The move towards the compact city is now entrenched in policy throughout Europe. In Part 4 attention was drawn to the fact that, in the UK as elsewhere, policy, and therefore implementation, have raced ahead of research, whilst the outcomes of many policies and measures are still not fully understood. Part 5 is also set within this context. It examines attempts to implement the compact city, comments on various policy outcomes and evaluates the dynamics of different solutions. The chapters in Part 5 further the debate about the implementation of the compact city (either 'actual' or 'virtual'), by giving an insight into examples of implementation.
The chapters offer a diverse range of work, each dealing with a different aspect of implementation. However, many of the themes being addressed are common. The focus is on specific solutions, but behind these solutions are a number of shared areas of discussion. There are fundamental questions about the agencies, methods, scale and legitimacy of implementation which are, as yet, unanswered. The contributions indicate, either implicitly or explicitly, that decisions need to be made about these broad issues if the compact city is to have a chance of success.
The first area of discussion focuses on the appropriateness of different agencies to implement the compact city. Several of the authors concentrate on the role of planners, and the planning system. Pratt and Larkham, for example, illustrate how the planning system could be developed to accommodate aspects of the compact city and provide a 'New Jerusalem', Breheny et al. examine how local authorities, through the planning system, are implementing UK policy designed to concentrate development in urban areas, and Sherlock and Burton suggest that the planning system could do more to reconcile the problems of high density urban living.
Planners alone, however, cannot bring about the massive changes needed to make the sustainable city a reality.
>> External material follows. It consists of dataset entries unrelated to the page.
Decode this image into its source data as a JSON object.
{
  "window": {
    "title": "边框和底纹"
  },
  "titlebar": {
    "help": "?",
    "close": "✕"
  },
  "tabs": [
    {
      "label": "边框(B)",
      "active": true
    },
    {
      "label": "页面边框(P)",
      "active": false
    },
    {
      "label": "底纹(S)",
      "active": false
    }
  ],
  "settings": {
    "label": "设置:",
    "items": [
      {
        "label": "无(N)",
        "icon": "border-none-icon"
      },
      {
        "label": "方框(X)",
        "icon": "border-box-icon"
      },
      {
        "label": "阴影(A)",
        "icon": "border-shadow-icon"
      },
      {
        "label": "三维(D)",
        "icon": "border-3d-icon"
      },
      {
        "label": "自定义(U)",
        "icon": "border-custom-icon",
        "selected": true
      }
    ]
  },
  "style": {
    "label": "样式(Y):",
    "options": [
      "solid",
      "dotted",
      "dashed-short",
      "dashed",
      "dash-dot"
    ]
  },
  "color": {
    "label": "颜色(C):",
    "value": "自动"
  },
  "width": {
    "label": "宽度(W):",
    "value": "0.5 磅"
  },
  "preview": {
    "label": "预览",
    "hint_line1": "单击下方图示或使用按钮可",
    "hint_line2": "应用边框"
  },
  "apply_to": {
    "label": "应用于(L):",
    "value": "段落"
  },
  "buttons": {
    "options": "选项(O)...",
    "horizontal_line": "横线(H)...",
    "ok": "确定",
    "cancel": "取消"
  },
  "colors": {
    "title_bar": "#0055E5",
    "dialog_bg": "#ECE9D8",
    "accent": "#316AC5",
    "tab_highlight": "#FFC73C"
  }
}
The cooperation, in policy development and implementation, of other local authority departments (Pratt and Larkham),